Peanut butter is the most popular nut butter, but it may have some competition. To name a few there is almond butter, sunflower butter, and cashew butter. Most of these provide protein, magnesium, vitamin E, zinc, and copper. It is becoming increasingly popular to add things like collagen, omega-3s, and coconut to nut and seed butters for added health benefits, but are all of these additives necessary? The answer is, it depends. The most important thing when determining if a nut butter is healthy is reading the label. Look for nut butters that have no more than 3 grams of added sugars, less than 3 grams of saturated fat, 6-8 grams of protein, less than 150 mg of sodium.
A good rule of thumb when reading food labels is if you can pronounce the ingredients, then there is a good chance that it’s a good option. There are also options that are similar to nut butters for those that are allergic to nuts such as sunflower butter, soy and pea butter, and tahini. When looking for the healthiest versions of these nut-free butters look for options with minimal ingredients. Lastly, you should beware of spreads that resemble nut butters, but are actually spreads with more sugar than nuts. A few examples include cookie butter, chocolate spread, and granola butter.
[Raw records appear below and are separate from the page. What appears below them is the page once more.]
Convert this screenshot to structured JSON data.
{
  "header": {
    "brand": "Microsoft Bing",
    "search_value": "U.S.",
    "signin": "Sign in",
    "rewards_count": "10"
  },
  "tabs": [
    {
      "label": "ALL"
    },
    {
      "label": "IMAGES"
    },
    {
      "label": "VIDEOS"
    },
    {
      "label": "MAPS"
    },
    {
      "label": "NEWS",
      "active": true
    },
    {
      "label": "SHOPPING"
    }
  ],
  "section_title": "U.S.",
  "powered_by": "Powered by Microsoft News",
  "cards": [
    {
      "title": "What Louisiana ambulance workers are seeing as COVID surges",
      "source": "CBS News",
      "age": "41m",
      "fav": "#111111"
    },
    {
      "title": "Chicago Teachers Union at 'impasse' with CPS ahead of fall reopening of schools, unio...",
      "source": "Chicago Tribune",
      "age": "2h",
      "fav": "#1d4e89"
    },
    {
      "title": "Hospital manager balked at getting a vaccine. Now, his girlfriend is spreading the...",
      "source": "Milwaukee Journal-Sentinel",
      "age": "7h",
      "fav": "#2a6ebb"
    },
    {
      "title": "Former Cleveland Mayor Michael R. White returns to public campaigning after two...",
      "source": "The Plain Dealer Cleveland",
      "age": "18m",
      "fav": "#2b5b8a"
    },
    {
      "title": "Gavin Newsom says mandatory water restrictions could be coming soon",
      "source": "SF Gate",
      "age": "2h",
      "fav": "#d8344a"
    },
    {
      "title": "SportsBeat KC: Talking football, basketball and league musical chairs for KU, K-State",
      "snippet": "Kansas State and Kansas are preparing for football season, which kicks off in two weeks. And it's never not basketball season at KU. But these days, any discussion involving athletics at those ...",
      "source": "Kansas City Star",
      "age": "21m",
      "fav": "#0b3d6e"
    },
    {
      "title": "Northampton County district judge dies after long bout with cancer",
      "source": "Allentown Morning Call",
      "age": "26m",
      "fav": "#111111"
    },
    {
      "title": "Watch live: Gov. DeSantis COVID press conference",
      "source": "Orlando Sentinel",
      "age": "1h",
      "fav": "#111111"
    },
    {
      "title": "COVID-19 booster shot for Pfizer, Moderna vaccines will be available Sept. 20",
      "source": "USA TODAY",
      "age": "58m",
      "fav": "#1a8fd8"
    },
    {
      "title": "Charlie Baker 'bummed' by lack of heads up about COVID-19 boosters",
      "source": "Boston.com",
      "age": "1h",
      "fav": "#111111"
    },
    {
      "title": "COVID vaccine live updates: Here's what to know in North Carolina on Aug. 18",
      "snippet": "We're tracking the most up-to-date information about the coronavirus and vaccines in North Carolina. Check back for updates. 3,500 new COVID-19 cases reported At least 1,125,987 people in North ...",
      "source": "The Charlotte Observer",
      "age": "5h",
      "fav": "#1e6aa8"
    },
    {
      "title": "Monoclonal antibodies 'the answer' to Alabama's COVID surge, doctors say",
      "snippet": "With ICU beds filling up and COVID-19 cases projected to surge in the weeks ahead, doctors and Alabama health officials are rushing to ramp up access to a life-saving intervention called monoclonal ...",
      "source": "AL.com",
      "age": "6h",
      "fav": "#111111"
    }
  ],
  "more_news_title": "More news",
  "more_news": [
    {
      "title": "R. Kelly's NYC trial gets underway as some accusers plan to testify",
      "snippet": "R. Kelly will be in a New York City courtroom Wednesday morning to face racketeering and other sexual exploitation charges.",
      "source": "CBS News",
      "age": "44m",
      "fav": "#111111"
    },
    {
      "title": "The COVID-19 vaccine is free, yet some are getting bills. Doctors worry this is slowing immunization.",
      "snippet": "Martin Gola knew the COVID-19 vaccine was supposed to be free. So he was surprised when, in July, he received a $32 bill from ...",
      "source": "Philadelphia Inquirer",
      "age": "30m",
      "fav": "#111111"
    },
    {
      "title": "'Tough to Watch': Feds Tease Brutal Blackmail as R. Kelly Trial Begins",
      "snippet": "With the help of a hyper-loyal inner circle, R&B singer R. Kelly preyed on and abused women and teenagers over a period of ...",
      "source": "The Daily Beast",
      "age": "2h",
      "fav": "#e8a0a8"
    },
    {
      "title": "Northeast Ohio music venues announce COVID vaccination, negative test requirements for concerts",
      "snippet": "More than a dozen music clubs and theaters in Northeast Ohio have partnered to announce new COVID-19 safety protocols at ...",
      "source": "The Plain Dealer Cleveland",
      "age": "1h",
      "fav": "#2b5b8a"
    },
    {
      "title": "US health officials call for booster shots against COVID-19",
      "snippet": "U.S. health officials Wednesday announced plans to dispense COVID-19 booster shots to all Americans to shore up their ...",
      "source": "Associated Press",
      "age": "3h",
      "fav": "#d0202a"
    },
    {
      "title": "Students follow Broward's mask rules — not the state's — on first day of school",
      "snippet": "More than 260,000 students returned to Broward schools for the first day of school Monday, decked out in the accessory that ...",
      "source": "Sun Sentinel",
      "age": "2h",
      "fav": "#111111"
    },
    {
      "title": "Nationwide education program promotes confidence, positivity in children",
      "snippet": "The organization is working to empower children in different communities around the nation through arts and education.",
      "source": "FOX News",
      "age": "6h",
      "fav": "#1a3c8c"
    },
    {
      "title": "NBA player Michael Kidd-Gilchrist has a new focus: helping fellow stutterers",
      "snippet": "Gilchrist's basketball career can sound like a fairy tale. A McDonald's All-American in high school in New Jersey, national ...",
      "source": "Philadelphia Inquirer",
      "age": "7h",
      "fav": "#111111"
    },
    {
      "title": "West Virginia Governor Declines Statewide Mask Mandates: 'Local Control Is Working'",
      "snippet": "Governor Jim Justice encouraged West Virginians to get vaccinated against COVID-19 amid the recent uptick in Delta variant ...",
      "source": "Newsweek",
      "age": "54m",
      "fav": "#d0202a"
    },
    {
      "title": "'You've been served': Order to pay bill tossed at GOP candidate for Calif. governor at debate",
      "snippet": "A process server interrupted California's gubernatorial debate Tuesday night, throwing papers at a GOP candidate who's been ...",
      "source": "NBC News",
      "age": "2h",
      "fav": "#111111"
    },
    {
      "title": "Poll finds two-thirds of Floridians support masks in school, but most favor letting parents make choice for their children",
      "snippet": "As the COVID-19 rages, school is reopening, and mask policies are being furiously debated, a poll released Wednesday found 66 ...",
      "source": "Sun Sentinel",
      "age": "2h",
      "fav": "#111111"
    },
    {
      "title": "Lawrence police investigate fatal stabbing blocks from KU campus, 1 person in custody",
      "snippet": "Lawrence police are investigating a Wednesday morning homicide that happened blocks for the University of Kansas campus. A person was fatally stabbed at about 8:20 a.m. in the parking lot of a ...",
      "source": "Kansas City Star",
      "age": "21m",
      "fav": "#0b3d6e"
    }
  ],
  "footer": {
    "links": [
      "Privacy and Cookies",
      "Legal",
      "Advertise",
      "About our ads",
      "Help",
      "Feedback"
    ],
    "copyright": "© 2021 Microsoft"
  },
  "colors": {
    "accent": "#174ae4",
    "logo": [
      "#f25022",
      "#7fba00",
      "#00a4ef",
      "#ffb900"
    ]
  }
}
Overall, nut butters are a great snack option full of vitamins and nutrients, but it is important to select options made with clean and minimal ingredients.